Mortgage-relief program extended

Mortgages generic

(MoneyWatch) The Home Affordable Mortgage Program, or HAMP, the government-sponsored program that offers incentives to banks to lower borrowers' mortgage payments, is set to be extended a further two years.

HAMP was set to expire at the end of this year, but despite the recent signs of a recovery in housing sales and prices, government officials said it makes sense to extend the life of  the program to help homeowners who are in financial distress.

Since 2009, about 1.2 million homeowners have had their mortgages permanently modified, resulting in lower payments. Under HAMP, mortgage companies are offered incentives to lower the borrower's monthly payments to 31 percent of their income. This can be accomplished by stretching out the time to pay the loan, reducing the interest rate or even by forgiving some of the principal owed on the loan.

Last year, the eligibility criteria for HAMP were expanded to include:

1. Mortgages on homes where the owner is not the resident, but the home is rented (or the intention is to rent it)
2. Homeowners who did not previously qualify because the debt-to-income ratio was lower than 31 percent
3. Homeowners who previously received a HAMP trial plan or a HAMP permanent modification but defaulted on their payments

The effectiveness of this and other programs under the Making Homes Affordable initiative has been criticized for several reasons. First, because many of the folks who take advantage of it still lack the income to make timely payments. Even after the mortgage was refinanced or modified, they end up back in default. By some estimates, up to half of homeowners with modified mortgages  "redefault." In addition, the process and documentation requirements are very detailed and complex, so failure to follow instructions closely can result in lengthy delays. Finally, the number of distressed borrowers helped by HAMP is relatively low when compared to the number of borrowers in some stage of foreclosure.

For some, other options to consider include a short sale or transfer of ownership to the lender via a deed in lieu of foreclosure. For homeowners, the better of the two is the short sale: Discharging a mortgage through a short sale, though it may harm your credit rating, is still less damaging. Those who opt for a short sale can find themselves viable candidates for a new mortgage in as little as three years.

  • Ray Martin

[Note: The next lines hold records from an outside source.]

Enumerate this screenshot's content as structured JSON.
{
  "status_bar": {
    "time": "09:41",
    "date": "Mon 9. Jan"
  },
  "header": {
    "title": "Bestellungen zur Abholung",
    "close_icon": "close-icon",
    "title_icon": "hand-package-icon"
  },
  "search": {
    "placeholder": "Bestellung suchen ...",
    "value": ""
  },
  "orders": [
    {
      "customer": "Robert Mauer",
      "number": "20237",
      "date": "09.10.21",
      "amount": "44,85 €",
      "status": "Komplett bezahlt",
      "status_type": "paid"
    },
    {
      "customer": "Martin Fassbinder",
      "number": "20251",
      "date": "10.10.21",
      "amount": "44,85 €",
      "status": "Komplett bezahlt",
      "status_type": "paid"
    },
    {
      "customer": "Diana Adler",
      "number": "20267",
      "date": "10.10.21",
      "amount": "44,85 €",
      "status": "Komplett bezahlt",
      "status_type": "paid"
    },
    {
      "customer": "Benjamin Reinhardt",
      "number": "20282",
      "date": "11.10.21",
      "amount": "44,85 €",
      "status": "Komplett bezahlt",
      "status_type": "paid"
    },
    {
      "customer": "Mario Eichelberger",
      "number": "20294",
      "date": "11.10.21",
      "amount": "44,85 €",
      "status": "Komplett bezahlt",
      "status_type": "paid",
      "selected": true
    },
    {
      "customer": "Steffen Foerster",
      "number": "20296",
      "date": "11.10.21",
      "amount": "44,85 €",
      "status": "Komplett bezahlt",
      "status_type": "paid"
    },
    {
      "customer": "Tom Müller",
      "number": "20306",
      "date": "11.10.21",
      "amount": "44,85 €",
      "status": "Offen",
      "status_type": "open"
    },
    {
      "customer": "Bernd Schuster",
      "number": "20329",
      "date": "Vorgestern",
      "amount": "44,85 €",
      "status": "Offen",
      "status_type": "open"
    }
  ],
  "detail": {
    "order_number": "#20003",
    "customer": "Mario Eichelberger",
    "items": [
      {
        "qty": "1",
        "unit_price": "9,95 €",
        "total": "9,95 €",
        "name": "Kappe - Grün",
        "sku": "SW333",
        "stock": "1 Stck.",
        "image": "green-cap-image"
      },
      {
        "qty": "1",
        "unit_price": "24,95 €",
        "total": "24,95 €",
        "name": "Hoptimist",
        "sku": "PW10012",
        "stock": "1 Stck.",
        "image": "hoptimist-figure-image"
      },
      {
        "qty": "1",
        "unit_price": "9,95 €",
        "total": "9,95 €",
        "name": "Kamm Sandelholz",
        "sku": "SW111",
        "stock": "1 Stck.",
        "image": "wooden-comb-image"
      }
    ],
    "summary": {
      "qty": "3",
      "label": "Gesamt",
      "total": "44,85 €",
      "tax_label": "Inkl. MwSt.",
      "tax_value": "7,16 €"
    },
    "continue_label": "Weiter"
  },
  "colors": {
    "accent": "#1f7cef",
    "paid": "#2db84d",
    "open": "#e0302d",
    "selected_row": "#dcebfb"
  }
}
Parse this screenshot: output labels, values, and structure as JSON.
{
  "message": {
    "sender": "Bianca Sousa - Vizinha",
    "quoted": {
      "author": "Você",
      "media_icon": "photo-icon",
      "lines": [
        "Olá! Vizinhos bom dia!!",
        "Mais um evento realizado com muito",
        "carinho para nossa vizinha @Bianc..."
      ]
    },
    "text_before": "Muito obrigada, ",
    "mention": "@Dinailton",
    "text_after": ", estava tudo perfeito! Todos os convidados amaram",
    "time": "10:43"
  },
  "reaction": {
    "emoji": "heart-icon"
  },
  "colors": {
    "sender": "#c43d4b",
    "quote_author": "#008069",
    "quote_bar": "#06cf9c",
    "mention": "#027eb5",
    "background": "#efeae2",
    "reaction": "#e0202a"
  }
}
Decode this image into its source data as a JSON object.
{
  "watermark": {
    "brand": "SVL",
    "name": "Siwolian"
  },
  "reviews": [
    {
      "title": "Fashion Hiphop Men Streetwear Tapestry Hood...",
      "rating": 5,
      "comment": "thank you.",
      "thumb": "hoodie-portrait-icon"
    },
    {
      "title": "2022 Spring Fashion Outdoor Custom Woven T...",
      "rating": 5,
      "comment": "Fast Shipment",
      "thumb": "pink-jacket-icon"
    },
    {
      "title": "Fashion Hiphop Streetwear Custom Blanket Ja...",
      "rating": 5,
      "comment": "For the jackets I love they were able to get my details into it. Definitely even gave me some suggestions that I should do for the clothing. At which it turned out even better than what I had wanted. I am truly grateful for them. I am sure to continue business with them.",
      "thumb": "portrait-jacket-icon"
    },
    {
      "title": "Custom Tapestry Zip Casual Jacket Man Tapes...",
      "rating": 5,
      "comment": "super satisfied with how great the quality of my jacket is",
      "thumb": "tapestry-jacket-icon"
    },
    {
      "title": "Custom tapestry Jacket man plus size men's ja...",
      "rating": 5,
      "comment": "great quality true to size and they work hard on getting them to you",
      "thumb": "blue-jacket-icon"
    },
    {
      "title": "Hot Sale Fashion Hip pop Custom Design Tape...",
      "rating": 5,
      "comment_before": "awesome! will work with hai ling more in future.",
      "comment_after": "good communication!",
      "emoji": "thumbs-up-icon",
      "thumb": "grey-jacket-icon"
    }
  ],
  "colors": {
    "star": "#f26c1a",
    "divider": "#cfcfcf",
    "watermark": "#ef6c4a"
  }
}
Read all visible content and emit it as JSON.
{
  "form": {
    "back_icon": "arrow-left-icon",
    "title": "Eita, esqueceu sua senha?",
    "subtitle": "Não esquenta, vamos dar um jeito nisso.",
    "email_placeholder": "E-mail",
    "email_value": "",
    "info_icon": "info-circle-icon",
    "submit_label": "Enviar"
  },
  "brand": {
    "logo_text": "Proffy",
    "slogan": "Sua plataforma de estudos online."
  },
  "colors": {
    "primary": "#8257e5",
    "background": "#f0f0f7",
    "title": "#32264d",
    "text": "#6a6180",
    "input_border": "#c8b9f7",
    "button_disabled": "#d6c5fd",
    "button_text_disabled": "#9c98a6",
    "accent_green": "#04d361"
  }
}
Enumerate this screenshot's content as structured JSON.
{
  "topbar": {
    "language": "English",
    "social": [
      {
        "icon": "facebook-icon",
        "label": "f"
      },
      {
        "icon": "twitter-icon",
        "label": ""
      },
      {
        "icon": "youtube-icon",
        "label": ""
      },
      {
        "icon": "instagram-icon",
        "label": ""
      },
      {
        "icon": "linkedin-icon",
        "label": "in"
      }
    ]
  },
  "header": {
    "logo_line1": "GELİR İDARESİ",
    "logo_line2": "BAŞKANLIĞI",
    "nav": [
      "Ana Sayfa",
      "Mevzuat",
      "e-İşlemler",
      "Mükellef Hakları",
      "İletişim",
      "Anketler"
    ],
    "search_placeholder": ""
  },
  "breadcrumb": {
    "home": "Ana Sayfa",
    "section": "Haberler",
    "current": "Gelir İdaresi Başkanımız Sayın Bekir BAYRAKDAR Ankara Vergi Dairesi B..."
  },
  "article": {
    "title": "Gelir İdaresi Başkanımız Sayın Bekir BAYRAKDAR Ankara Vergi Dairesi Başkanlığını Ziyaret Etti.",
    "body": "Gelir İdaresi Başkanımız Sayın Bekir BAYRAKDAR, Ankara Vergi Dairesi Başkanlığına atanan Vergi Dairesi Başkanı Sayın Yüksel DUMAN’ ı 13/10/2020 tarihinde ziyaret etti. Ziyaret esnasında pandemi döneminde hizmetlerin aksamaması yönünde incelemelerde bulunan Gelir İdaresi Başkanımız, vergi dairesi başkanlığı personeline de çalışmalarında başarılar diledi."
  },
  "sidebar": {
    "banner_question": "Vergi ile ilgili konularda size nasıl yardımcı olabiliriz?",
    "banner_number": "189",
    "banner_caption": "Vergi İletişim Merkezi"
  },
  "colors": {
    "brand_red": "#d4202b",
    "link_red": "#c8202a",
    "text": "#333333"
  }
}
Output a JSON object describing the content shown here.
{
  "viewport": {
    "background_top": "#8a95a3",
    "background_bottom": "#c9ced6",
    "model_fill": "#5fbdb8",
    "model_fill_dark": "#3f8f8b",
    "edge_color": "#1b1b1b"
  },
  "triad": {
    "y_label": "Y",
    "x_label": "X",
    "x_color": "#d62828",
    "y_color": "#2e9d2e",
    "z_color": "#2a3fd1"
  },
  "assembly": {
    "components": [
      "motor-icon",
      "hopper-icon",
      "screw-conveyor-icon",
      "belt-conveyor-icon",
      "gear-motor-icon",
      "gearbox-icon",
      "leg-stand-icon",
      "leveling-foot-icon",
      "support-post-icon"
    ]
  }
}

    View all articles by Ray Martin on CBS MoneyWatch»
    Ray Martin has been a practicing financial advisor since 1986, providing financial guidance and advice to individuals. He has appeared regularly as a contributor on the CBS Early Show, CBS NewsPath, as a columnist on CBS and on NBC-TV's morning newscast TODAY. He has also appeared on the Oprah Winfrey Show and is the author of two books.